This situation means a reallocation of resources for the US – and all to the detriment of Europe. So Europe must now stand united: the UK’s current ill-judged move is set to have drastic consequences. The world will not go back to its pre-globalization state, unless walls are built between countries around the globe. China is powerful, making it a key partner in future choices on global systems of control, whether in terms of people, goods, services or capital. Three-party communication between Europe, the US and China is vital, and a Europe that fails to stand united cannot have any influence in this trio, which would be highly damaging.

Another aspect of China’s rise is the fracture in the world’s historical dynamics. The industrial revolution took place in Europe and then extended naturally to America, so the shift towards China marks a huge swing in the world balance. French historian Fernand Braudel’s economic history went from the Mediterranean to Flanders via the Champagne fairs before making it to London and then New York – maybe China will be the last stop on this trip.

This all makes for a radical shift in the world’s reference points, with the feeling of losing our bearings and our grip on the future. America was easily seen as a natural successor to Europe, with a full range of virtues, but the same cannot be said of China.

To be followed…

This column was posted on the French Forbes’ website. You can retrieve it here

What to expect next week ? (August 12 – August 18, 2019)

Highlights

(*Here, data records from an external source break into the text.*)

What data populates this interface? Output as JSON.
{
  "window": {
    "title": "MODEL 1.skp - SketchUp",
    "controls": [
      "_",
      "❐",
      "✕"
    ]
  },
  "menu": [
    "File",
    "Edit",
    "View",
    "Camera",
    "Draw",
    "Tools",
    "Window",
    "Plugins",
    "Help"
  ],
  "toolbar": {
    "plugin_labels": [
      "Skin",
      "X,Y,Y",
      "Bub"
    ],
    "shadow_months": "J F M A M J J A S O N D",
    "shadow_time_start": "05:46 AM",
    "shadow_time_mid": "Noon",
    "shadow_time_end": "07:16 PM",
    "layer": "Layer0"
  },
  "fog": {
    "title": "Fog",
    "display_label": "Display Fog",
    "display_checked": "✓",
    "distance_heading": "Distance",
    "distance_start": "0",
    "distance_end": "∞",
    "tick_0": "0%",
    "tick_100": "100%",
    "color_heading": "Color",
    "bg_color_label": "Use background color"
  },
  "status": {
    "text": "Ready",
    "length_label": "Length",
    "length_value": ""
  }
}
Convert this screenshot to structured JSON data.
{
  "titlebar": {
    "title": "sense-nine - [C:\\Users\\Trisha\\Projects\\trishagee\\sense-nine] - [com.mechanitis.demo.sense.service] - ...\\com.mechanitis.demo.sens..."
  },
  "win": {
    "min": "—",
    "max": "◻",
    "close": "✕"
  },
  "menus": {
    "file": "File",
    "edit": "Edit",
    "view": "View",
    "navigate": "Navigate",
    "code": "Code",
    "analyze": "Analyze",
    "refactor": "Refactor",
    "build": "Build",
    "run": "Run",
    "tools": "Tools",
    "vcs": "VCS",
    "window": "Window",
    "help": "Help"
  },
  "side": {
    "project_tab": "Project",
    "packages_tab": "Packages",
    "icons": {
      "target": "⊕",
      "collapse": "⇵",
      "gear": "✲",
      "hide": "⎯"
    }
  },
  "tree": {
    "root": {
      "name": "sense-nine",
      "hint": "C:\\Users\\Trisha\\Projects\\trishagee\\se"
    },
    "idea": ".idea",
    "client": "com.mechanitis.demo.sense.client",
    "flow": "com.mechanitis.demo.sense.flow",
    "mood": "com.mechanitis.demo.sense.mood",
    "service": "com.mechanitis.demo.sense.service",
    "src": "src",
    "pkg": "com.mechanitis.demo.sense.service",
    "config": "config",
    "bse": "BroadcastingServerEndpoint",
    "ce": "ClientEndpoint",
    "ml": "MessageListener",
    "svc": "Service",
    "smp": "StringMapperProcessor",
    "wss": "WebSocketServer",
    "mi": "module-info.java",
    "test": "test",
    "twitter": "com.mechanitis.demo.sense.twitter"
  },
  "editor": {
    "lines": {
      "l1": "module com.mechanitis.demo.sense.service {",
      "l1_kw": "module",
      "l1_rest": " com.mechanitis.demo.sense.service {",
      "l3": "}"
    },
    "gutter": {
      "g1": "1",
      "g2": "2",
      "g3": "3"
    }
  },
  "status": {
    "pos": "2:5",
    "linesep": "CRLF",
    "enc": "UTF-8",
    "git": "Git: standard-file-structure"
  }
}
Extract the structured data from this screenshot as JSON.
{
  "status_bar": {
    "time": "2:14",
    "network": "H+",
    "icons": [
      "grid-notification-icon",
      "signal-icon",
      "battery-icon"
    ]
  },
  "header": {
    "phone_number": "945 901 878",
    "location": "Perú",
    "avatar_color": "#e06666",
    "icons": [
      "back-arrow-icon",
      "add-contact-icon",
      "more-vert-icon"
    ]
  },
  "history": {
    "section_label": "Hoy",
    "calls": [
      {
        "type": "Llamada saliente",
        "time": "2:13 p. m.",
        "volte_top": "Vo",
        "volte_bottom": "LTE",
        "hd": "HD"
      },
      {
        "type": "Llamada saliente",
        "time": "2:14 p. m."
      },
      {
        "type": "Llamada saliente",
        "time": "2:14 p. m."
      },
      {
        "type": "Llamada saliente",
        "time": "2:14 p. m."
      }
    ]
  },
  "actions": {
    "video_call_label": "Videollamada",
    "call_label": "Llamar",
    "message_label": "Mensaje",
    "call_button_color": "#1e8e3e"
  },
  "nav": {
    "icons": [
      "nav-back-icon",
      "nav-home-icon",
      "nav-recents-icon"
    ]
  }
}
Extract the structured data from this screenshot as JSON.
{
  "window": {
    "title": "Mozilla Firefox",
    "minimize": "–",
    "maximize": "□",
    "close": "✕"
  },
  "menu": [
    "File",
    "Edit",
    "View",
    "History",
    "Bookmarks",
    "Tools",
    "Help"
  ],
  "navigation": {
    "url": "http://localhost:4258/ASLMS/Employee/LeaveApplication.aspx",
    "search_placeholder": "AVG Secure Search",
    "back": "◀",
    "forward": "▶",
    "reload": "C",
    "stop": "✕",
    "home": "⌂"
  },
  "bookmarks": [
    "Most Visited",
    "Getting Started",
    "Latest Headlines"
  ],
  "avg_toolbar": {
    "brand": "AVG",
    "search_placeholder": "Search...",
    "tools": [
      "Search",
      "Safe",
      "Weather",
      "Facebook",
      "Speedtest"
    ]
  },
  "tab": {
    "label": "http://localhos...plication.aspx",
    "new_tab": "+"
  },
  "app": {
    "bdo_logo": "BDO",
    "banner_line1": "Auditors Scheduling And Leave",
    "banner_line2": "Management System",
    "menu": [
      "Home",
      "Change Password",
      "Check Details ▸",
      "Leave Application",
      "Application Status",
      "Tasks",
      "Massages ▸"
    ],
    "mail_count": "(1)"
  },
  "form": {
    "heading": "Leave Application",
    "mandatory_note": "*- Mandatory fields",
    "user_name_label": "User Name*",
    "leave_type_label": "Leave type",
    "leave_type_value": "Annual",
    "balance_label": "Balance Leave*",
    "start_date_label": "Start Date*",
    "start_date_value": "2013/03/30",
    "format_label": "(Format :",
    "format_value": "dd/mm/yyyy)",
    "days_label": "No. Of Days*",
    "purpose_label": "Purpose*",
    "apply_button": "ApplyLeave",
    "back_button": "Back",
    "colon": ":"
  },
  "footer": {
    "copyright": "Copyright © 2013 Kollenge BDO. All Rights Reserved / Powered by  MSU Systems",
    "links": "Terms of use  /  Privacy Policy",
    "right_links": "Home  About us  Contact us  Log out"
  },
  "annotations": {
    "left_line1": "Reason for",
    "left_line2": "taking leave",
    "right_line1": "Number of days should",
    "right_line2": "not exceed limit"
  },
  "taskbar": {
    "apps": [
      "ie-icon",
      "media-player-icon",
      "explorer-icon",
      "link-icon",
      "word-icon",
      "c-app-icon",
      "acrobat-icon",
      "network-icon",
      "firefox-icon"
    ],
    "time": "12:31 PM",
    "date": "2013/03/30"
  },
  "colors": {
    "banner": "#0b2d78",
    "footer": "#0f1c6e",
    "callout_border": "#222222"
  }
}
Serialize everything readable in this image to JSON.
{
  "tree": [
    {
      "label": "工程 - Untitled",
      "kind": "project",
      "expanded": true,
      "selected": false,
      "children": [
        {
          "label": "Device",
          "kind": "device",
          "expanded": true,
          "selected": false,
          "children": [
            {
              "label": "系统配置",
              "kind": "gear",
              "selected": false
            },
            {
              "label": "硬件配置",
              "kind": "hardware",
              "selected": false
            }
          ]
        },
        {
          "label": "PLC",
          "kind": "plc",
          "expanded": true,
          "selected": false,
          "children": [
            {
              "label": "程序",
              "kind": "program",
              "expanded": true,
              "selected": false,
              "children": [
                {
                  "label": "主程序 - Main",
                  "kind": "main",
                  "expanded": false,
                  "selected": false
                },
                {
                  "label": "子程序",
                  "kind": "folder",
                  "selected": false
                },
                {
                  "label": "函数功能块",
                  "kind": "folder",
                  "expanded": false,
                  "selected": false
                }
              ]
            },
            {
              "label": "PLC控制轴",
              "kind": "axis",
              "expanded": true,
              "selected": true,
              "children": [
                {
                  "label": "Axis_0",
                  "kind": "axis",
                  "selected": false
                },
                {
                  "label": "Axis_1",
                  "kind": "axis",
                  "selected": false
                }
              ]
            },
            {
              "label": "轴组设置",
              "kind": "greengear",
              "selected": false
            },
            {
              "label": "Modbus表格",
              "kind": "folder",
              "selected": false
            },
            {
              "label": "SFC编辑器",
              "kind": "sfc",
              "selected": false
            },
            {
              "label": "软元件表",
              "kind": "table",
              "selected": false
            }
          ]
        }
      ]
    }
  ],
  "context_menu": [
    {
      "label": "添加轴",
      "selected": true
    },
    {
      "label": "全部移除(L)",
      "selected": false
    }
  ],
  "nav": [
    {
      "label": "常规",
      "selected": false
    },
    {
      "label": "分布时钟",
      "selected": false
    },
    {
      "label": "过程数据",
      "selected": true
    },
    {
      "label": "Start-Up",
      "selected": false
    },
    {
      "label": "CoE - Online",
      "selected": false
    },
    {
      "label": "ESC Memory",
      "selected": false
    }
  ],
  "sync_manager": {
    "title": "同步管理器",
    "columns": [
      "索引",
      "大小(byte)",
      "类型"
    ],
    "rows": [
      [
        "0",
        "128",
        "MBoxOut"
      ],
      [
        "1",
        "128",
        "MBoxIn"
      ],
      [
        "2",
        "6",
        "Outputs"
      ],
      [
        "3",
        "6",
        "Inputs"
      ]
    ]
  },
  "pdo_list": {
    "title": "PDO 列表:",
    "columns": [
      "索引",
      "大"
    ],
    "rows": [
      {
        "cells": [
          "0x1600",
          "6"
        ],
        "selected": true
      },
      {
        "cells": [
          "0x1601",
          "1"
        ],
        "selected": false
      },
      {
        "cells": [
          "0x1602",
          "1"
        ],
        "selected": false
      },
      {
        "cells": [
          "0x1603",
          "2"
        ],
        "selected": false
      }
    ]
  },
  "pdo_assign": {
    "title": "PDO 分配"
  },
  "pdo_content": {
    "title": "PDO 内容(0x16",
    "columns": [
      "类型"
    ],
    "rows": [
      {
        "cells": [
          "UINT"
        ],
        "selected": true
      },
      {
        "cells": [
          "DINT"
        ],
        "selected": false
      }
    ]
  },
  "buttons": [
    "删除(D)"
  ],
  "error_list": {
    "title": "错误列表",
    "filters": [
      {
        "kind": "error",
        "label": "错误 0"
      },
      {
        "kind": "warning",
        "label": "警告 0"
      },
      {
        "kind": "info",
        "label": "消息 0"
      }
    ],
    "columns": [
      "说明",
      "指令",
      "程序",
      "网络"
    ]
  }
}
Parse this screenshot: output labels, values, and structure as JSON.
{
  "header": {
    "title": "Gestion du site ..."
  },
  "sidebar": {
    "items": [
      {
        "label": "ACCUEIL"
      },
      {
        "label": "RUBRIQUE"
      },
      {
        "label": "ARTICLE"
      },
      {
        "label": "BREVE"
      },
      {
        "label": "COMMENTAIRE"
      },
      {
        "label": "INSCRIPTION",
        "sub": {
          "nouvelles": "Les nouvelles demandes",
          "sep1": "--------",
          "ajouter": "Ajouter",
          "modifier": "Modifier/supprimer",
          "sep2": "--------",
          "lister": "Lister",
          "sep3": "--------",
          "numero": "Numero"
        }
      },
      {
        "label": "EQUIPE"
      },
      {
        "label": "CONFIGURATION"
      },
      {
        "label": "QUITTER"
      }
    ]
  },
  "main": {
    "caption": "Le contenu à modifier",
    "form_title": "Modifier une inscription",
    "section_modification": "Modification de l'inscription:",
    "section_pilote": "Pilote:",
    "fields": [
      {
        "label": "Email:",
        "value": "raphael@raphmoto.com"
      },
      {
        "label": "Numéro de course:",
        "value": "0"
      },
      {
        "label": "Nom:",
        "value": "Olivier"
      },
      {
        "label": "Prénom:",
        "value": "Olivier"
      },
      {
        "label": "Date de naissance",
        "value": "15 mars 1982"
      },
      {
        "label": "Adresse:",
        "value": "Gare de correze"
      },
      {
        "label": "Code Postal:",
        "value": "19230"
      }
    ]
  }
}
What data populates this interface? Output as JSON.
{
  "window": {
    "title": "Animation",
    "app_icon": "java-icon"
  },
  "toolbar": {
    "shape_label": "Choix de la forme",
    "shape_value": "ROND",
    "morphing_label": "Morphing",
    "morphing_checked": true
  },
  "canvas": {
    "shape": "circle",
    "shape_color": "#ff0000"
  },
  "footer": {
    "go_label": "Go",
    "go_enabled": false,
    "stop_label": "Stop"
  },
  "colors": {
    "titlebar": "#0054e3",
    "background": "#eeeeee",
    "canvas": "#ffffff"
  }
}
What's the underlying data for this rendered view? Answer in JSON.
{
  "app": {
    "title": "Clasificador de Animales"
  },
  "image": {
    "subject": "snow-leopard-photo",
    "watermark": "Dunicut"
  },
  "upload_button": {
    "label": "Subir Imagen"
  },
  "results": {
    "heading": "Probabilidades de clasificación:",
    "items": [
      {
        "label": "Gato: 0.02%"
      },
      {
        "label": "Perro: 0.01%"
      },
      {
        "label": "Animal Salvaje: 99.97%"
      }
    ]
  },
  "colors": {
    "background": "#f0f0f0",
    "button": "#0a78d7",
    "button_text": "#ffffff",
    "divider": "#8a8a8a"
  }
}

=> The recent volatility on financial markets, through lower interest rates, was the consequence of lower expectations on global growth after the White House announcements. In the coming week, there will be data on retail sales in the US (15), China (14) and UK (15). These data will show the robustness of the domestic demand. If these data are strong in the US and in China, financial arbitrage may be modified in favor of risky assets

=> GDP growth in Germany will be, in the Euro Area, the most important indicator of the week (14). The industrial production index dropped dramatically in the second quarter (-7.5% at annual rate) and this downturn is consistent with a negative growth figure (probably more than the consensus at -0.1%).
The ZEW survey for August (13) will highlight the duration of this drop —Employment figures in the Euro Area and the detail for GDP will be released on August the 14th.

=> Employment figures will be important as the unemployment rate is low now (7.5% in June) and the economic dynamics is lower.

 

 

NextWeek-August12-August18_2019

Dani Rodrik on Populism

Is it culture or economics? That question frames much of the debate about contemporary populism. Are Donald Trump’s presidency, Brexit, and the rise of right-wing nativist political parties in continental Europe the consequence of a deepening rift in values between social conservatives and social liberals, with the former having thrown their support behind xenophobic, ethno-nationalist, authoritarian politicians? Or do they reflect many voters’ economic anxiety and insecurity, fueled by financial crises, austerity, and globalization?

The document can be found here